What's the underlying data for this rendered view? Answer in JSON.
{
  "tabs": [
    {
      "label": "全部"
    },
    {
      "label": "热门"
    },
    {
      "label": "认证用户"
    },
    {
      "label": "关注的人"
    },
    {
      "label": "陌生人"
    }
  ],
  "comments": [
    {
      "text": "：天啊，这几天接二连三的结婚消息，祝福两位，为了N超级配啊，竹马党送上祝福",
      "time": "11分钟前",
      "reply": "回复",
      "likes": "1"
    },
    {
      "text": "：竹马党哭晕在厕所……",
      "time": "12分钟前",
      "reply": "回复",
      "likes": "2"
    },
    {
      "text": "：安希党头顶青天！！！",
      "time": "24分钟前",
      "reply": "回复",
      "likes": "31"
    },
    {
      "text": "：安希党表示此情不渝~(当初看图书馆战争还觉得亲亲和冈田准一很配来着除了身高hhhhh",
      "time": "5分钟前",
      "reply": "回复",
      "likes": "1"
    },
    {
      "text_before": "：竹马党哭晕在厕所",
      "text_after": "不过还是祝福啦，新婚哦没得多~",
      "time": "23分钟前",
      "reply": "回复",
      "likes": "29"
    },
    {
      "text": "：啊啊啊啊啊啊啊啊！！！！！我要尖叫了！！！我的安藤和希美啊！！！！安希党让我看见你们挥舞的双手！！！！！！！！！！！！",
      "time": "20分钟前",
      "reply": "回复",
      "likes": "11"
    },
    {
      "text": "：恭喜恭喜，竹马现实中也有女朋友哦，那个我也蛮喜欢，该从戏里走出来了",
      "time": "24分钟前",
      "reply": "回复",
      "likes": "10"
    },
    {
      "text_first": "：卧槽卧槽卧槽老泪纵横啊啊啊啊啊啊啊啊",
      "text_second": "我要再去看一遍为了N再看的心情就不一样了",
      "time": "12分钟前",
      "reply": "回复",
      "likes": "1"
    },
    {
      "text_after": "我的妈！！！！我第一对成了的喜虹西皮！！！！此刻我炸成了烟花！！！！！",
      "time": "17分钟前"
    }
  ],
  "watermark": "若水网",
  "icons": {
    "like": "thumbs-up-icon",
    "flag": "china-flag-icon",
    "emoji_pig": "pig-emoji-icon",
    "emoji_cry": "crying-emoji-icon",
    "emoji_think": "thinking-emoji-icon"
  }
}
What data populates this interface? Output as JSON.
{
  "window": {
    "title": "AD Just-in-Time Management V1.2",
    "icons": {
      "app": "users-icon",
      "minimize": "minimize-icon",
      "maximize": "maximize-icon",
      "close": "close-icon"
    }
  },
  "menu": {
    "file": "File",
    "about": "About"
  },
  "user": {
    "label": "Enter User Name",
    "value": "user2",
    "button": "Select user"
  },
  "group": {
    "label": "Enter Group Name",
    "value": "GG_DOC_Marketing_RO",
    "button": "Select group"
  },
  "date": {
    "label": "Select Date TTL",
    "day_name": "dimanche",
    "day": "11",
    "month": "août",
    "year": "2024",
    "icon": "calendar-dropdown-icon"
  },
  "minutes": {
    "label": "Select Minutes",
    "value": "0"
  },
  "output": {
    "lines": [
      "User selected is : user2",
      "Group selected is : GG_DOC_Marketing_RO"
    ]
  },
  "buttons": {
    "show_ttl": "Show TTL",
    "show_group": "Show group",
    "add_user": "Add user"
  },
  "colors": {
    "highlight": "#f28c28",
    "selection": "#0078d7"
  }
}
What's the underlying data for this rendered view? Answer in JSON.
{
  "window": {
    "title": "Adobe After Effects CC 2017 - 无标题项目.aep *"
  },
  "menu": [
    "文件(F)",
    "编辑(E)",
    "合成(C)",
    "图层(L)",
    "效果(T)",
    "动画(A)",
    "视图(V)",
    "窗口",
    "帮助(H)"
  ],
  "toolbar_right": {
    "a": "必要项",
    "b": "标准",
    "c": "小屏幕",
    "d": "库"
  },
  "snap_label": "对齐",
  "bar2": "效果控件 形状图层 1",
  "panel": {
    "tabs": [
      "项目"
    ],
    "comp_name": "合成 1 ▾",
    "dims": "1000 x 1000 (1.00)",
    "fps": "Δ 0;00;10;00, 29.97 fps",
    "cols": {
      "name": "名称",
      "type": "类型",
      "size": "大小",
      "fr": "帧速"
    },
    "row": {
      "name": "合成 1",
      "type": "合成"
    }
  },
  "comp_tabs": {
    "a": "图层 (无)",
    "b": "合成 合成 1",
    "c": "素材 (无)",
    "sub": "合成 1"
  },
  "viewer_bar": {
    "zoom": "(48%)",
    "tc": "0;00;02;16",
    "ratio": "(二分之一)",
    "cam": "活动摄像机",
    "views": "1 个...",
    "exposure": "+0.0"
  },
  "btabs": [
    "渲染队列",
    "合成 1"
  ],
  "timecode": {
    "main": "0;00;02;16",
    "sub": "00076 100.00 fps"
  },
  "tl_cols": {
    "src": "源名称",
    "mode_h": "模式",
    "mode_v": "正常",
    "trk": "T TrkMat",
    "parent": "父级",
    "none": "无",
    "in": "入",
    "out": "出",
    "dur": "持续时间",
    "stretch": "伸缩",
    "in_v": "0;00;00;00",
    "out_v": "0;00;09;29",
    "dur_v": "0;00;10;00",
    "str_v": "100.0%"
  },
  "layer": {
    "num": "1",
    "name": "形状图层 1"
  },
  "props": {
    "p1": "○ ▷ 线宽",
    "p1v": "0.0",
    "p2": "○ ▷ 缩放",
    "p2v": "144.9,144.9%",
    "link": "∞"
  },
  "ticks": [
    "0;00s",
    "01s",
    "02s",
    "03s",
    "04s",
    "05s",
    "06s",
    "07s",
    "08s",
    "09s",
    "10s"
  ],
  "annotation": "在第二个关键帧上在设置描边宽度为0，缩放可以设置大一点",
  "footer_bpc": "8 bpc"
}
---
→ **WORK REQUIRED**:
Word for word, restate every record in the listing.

→ **SOLVED EXERCISE**:
What's the underlying data for this rendered view? Answer in JSON.
{
  "tabs": [
    {
      "label": "全部"
    },
    {
      "label": "热门"
    },
    {
      "label": "认证用户"
    },
    {
      "label": "关注的人"
    },
    {
      "label": "陌生人"
    }
  ],
  "comments": [
    {
      "text": "：天啊，这几天接二连三的结婚消息，祝福两位，为了N超级配啊，竹马党送上祝福",
      "time": "11分钟前",
      "reply": "回复",
      "likes": "1"
    },
    {
      "text": "：竹马党哭晕在厕所……",
      "time": "12分钟前",
      "reply": "回复",
      "likes": "2"
    },
    {
      "text": "：安希党头顶青天！！！",
      "time": "24分钟前",
      "reply": "回复",
      "likes": "31"
    },
    {
      "text": "：安希党表示此情不渝~(当初看图书馆战争还觉得亲亲和冈田准一很配来着除了身高hhhhh",
      "time": "5分钟前",
      "reply": "回复",
      "likes": "1"
    },
    {
      "text_before": "：竹马党哭晕在厕所",
      "text_after": "不过还是祝福啦，新婚哦没得多~",
      "time": "23分钟前",
      "reply": "回复",
      "likes": "29"
    },
    {
      "text": "：啊啊啊啊啊啊啊啊！！！！！我要尖叫了！！！我的安藤和希美啊！！！！安希党让我看见你们挥舞的双手！！！！！！！！！！！！",
      "time": "20分钟前",
      "reply": "回复",
      "likes": "11"
    },
    {
      "text": "：恭喜恭喜，竹马现实中也有女朋友哦，那个我也蛮喜欢，该从戏里走出来了",
      "time": "24分钟前",
      "reply": "回复",
      "likes": "10"
    },
    {
      "text_first": "：卧槽卧槽卧槽老泪纵横啊啊啊啊啊啊啊啊",
      "text_second": "我要再去看一遍为了N再看的心情就不一样了",
      "time": "12分钟前",
      "reply": "回复",
      "likes": "1"
    },
    {
      "text_after": "我的妈！！！！我第一对成了的喜虹西皮！！！！此刻我炸成了烟花！！！！！",
      "time": "17分钟前"
    }
  ],
  "watermark": "若水网",
  "icons": {
    "like": "thumbs-up-icon",
    "flag": "china-flag-icon",
    "emoji_pig": "pig-emoji-icon",
    "emoji_cry": "crying-emoji-icon",
    "emoji_think": "thinking-emoji-icon"
  }
}
What data populates this interface? Output as JSON.
{
  "window": {
    "title": "AD Just-in-Time Management V1.2",
    "icons": {
      "app": "users-icon",
      "minimize": "minimize-icon",
      "maximize": "maximize-icon",
      "close": "close-icon"
    }
  },
  "menu": {
    "file": "File",
    "about": "About"
  },
  "user": {
    "label": "Enter User Name",
    "value": "user2",
    "button": "Select user"
  },
  "group": {
    "label": "Enter Group Name",
    "value": "GG_DOC_Marketing_RO",
    "button": "Select group"
  },
  "date": {
    "label": "Select Date TTL",
    "day_name": "dimanche",
    "day": "11",
    "month": "août",
    "year": "2024",
    "icon": "calendar-dropdown-icon"
  },
  "minutes": {
    "label": "Select Minutes",
    "value": "0"
  },
  "output": {
    "lines": [
      "User selected is : user2",
      "Group selected is : GG_DOC_Marketing_RO"
    ]
  },
  "buttons": {
    "show_ttl": "Show TTL",
    "show_group": "Show group",
    "add_user": "Add user"
  },
  "colors": {
    "highlight": "#f28c28",
    "selection": "#0078d7"
  }
}
What's the underlying data for this rendered view? Answer in JSON.
{
  "window": {
    "title": "Adobe After Effects CC 2017 - 无标题项目.aep *"
  },
  "menu": [
    "文件(F)",
    "编辑(E)",
    "合成(C)",
    "图层(L)",
    "效果(T)",
    "动画(A)",
    "视图(V)",
    "窗口",
    "帮助(H)"
  ],
  "toolbar_right": {
    "a": "必要项",
    "b": "标准",
    "c": "小屏幕",
    "d": "库"
  },
  "snap_label": "对齐",
  "bar2": "效果控件 形状图层 1",
  "panel": {
    "tabs": [
      "项目"
    ],
    "comp_name": "合成 1 ▾",
    "dims": "1000 x 1000 (1.00)",
    "fps": "Δ 0;00;10;00, 29.97 fps",
    "cols": {
      "name": "名称",
      "type": "类型",
      "size": "大小",
      "fr": "帧速"
    },
    "row": {
      "name": "合成 1",
      "type": "合成"
    }
  },
  "comp_tabs": {
    "a": "图层 (无)",
    "b": "合成 合成 1",
    "c": "素材 (无)",
    "sub": "合成 1"
  },
  "viewer_bar": {
    "zoom": "(48%)",
    "tc": "0;00;02;16",
    "ratio": "(二分之一)",
    "cam": "活动摄像机",
    "views": "1 个...",
    "exposure": "+0.0"
  },
  "btabs": [
    "渲染队列",
    "合成 1"
  ],
  "timecode": {
    "main": "0;00;02;16",
    "sub": "00076 100.00 fps"
  },
  "tl_cols": {
    "src": "源名称",
    "mode_h": "模式",
    "mode_v": "正常",
    "trk": "T TrkMat",
    "parent": "父级",
    "none": "无",
    "in": "入",
    "out": "出",
    "dur": "持续时间",
    "stretch": "伸缩",
    "in_v": "0;00;00;00",
    "out_v": "0;00;09;29",
    "dur_v": "0;00;10;00",
    "str_v": "100.0%"
  },
  "layer": {
    "num": "1",
    "name": "形状图层 1"
  },
  "props": {
    "p1": "○ ▷ 线宽",
    "p1v": "0.0",
    "p2": "○ ▷ 缩放",
    "p2v": "144.9,144.9%",
    "link": "∞"
  },
  "ticks": [
    "0;00s",
    "01s",
    "02s",
    "03s",
    "04s",
    "05s",
    "06s",
    "07s",
    "08s",
    "09s",
    "10s"
  ],
  "annotation": "在第二个关键帧上在设置描边宽度为0，缩放可以设置大一点",
  "footer_bpc": "8 bpc"
}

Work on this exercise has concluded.